- Opening Delimiter -

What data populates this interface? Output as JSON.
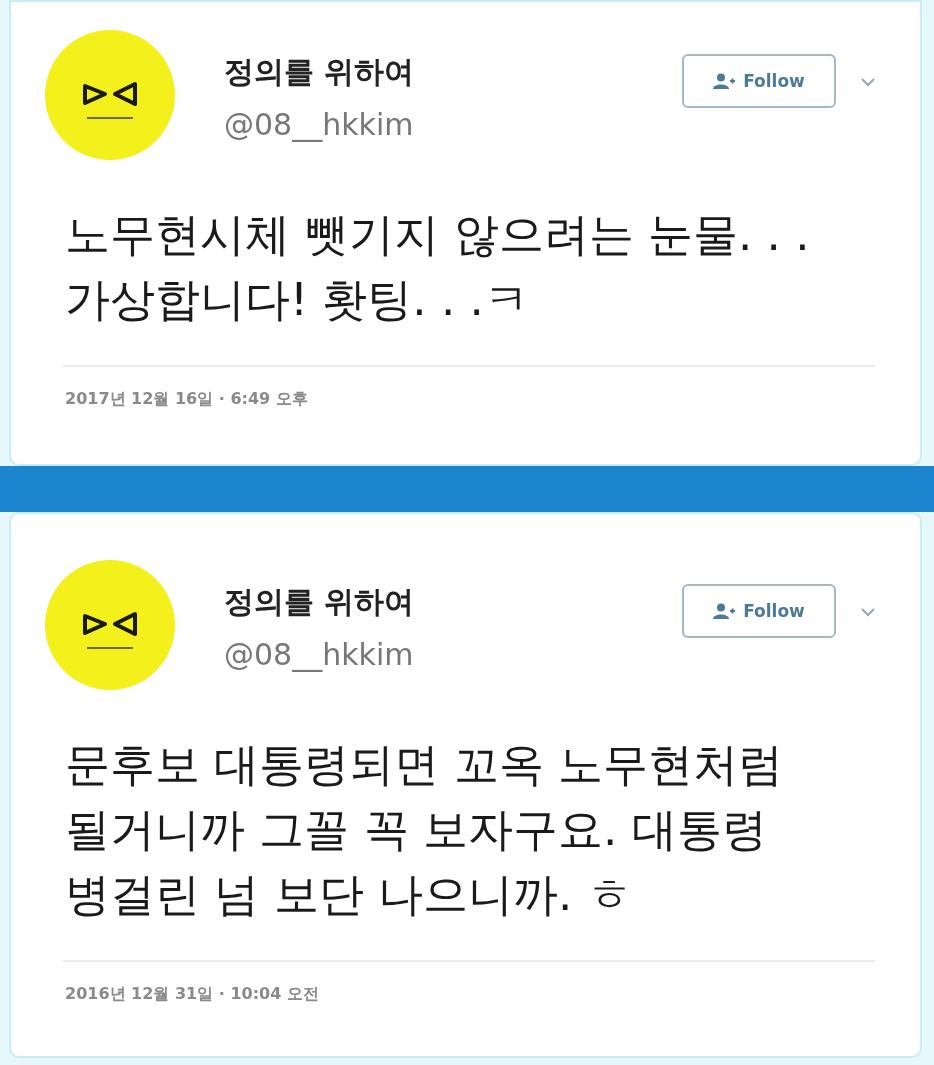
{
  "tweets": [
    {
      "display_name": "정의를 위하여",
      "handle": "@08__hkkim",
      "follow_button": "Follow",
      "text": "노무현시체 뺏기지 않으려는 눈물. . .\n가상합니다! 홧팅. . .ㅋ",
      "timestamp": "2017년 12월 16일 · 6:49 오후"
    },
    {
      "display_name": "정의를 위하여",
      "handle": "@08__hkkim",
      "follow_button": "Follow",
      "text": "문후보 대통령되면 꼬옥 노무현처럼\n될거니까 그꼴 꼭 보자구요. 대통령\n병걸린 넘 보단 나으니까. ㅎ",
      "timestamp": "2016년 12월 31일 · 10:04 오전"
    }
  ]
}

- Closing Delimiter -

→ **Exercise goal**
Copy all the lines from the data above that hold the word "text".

→ **Reply to the exercise**
      "text": "노무현시체 뺏기지 않으려는 눈물. . .\n가상합니다! 홧팅. . .ㅋ",
      "text": "문후보 대통령되면 꼬옥 노무현처럼\n될거니까 그꼴 꼭 보자구요. 대통령\n병걸린 넘 보단 나으니까. ㅎ",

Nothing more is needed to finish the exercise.